Tuesday, July 09, 2013

Extreme Weather Event - Large Strong Tornadoes Thursday Evening

Words can not properly describe what has yet to happen so I will simply post some map outlooks and forecast model screen captures to paint the picture of what is to come over the next few days. Keep in mind this extreme weather event really only begins late Wednesday night and continues until at least Sunday for much of Alberta, Saskatchewan and Manitoba.

GFS - EHI Index Valid 6pm Thursday

GFS - Supercell Composite Valid 6pm Thursday

NAM - Significant Tornado Parameter - Valid 6pm Thursday

NAM - Significant Tornado Parameter - Valid 9pm Thursday

All of this is very interesting but lets wait until Environment Canada issues official watches and warnings. When they do, please take extra precautions and stay safe! 

Updates will continue here until the power goes out.


Unknown said...

You have shown all these maps but haven't discussed the big limiting factor which is the CAP that will definitely be an issue thursday. 700mb temperatures are near 12 degrees which is a fairly stout CAP for the Canadian Prairies plus being under a strong thermal ridge will inhibit convection. On top of that according to current guidance there is limiting deep layer moisture on the boundary and very warm surface temperatures giving rise to an inverted-V sounding which also means high based storms. With all this being said I would really suggest displaying other things such as where the surface boundary will be, what the moisture is like, instability (Which you had with CAPE), and most importantly deep layer shear. Discussion of the limiting factors is also important such as what I pointed out above and the over all dynamics and thermodynamics of the system. The parameters that you have displayed above do not initiate thunderstorms, they are merely an indication of the environment but you need storms to be able to initiate and track into this environment before they will take on such characteristics. Plus they are a crap shoot that far out and should be used for nowcasting or in a day 1 forecast.

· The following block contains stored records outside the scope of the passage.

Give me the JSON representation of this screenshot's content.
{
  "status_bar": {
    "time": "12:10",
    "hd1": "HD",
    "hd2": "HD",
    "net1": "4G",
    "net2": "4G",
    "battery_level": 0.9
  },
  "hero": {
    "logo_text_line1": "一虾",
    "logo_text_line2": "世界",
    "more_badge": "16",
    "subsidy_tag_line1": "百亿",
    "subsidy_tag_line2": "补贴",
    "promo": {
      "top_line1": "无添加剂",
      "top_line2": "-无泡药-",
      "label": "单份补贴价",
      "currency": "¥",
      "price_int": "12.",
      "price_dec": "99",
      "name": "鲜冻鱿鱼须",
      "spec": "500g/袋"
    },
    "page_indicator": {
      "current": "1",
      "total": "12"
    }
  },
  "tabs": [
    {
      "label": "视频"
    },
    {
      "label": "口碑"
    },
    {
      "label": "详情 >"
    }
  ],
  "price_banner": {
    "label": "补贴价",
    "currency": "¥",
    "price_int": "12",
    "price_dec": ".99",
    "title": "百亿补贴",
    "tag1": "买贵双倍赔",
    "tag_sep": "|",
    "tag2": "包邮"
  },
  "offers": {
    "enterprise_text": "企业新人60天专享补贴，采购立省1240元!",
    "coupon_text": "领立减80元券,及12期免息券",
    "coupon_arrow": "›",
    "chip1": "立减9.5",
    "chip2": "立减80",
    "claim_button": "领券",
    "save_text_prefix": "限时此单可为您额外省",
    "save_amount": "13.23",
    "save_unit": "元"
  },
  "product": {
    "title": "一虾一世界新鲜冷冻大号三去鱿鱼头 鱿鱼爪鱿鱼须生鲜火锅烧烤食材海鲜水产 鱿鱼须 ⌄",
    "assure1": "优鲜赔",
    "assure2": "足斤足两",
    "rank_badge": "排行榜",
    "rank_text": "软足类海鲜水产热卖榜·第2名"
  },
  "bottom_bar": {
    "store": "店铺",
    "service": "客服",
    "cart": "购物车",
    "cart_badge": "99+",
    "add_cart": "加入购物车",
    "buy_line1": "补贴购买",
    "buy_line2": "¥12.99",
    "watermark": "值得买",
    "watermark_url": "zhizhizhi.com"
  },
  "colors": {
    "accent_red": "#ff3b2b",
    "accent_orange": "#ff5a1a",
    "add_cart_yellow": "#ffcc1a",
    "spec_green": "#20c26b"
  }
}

Those are my suggestions, I like your risk map as well, really helps visually.

Jared Mysko said...

Those are all very good points, thank you very much for the input. I really don't want to get too technical thereby confusing the general public with too much information. That said, the chasers and forecasters that visit here will always want more. Its a tricky balance but this is a unique situation that deserves some extra attention.

Unknown said...

I think for me, as someone who isn't super educated for incoming severe weather this is the blog I come to when I need to know WHERE roughly the bad weather is kicking off, I thank you very much for it too Jared. Last year in SK it kept me ahead of the weather.